WORK TO BE COMPLETED | From the first record below to the last, retype each one exactly.

Page and application data records |
──────────────────────────────

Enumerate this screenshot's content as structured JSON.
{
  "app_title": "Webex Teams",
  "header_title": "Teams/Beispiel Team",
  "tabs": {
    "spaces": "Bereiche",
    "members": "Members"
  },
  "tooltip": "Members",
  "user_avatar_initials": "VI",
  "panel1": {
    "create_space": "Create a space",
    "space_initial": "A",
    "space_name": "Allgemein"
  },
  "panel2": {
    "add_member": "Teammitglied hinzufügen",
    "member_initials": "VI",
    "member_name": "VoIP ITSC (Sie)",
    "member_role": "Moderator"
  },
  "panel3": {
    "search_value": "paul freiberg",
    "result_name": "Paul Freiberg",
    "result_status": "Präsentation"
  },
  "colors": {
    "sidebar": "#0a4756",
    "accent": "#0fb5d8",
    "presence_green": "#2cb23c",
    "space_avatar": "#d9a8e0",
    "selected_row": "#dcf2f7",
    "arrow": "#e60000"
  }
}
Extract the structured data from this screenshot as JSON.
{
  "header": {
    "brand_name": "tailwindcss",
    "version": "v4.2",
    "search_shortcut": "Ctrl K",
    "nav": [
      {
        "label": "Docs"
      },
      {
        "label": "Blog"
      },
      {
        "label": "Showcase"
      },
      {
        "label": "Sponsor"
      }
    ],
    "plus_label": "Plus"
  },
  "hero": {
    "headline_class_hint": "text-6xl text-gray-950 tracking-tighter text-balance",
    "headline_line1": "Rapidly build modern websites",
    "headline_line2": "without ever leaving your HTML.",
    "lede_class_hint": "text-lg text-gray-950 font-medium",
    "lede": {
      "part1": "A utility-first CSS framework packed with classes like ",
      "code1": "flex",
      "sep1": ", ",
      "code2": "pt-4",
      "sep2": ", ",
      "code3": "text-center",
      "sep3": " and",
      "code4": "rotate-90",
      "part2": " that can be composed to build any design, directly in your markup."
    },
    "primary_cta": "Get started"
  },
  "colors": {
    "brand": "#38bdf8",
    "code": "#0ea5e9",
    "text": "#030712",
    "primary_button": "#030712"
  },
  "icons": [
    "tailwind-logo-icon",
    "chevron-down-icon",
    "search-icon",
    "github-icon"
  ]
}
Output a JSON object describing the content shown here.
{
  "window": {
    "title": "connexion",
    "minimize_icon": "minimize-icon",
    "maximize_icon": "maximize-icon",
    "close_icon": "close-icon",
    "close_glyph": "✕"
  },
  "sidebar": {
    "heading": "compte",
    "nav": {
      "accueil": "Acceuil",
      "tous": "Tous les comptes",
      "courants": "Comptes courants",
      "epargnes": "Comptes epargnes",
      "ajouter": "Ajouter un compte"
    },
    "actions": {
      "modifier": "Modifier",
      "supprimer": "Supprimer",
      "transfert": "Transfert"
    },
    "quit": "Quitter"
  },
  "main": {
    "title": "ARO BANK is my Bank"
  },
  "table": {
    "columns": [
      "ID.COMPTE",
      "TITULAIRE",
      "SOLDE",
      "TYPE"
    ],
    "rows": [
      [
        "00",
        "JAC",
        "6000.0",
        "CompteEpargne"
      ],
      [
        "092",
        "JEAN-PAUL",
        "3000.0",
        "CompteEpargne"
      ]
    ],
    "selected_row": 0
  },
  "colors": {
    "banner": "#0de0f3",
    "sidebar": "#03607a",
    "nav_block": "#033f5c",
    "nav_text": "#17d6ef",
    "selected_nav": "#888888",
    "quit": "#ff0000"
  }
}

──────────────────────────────

ANSWER TO THIS TASK |
Enumerate this screenshot's content as structured JSON.
{
  "app_title": "Webex Teams",
  "header_title": "Teams/Beispiel Team",
  "tabs": {
    "spaces": "Bereiche",
    "members": "Members"
  },
  "tooltip": "Members",
  "user_avatar_initials": "VI",
  "panel1": {
    "create_space": "Create a space",
    "space_initial": "A",
    "space_name": "Allgemein"
  },
  "panel2": {
    "add_member": "Teammitglied hinzufügen",
    "member_initials": "VI",
    "member_name": "VoIP ITSC (Sie)",
    "member_role": "Moderator"
  },
  "panel3": {
    "search_value": "paul freiberg",
    "result_name": "Paul Freiberg",
    "result_status": "Präsentation"
  },
  "colors": {
    "sidebar": "#0a4756",
    "accent": "#0fb5d8",
    "presence_green": "#2cb23c",
    "space_avatar": "#d9a8e0",
    "selected_row": "#dcf2f7",
    "arrow": "#e60000"
  }
}
Extract the structured data from this screenshot as JSON.
{
  "header": {
    "brand_name": "tailwindcss",
    "version": "v4.2",
    "search_shortcut": "Ctrl K",
    "nav": [
      {
        "label": "Docs"
      },
      {
        "label": "Blog"
      },
      {
        "label": "Showcase"
      },
      {
        "label": "Sponsor"
      }
    ],
    "plus_label": "Plus"
  },
  "hero": {
    "headline_class_hint": "text-6xl text-gray-950 tracking-tighter text-balance",
    "headline_line1": "Rapidly build modern websites",
    "headline_line2": "without ever leaving your HTML.",
    "lede_class_hint": "text-lg text-gray-950 font-medium",
    "lede": {
      "part1": "A utility-first CSS framework packed with classes like ",
      "code1": "flex",
      "sep1": ", ",
      "code2": "pt-4",
      "sep2": ", ",
      "code3": "text-center",
      "sep3": " and",
      "code4": "rotate-90",
      "part2": " that can be composed to build any design, directly in your markup."
    },
    "primary_cta": "Get started"
  },
  "colors": {
    "brand": "#38bdf8",
    "code": "#0ea5e9",
    "text": "#030712",
    "primary_button": "#030712"
  },
  "icons": [
    "tailwind-logo-icon",
    "chevron-down-icon",
    "search-icon",
    "github-icon"
  ]
}
Output a JSON object describing the content shown here.
{
  "window": {
    "title": "connexion",
    "minimize_icon": "minimize-icon",
    "maximize_icon": "maximize-icon",
    "close_icon": "close-icon",
    "close_glyph": "✕"
  },
  "sidebar": {
    "heading": "compte",
    "nav": {
      "accueil": "Acceuil",
      "tous": "Tous les comptes",
      "courants": "Comptes courants",
      "epargnes": "Comptes epargnes",
      "ajouter": "Ajouter un compte"
    },
    "actions": {
      "modifier": "Modifier",
      "supprimer": "Supprimer",
      "transfert": "Transfert"
    },
    "quit": "Quitter"
  },
  "main": {
    "title": "ARO BANK is my Bank"
  },
  "table": {
    "columns": [
      "ID.COMPTE",
      "TITULAIRE",
      "SOLDE",
      "TYPE"
    ],
    "rows": [
      [
        "00",
        "JAC",
        "6000.0",
        "CompteEpargne"
      ],
      [
        "092",
        "JEAN-PAUL",
        "3000.0",
        "CompteEpargne"
      ]
    ],
    "selected_row": 0
  },
  "colors": {
    "banner": "#0de0f3",
    "sidebar": "#03607a",
    "nav_block": "#033f5c",
    "nav_text": "#17d6ef",
    "selected_nav": "#888888",
    "quit": "#ff0000"
  }
}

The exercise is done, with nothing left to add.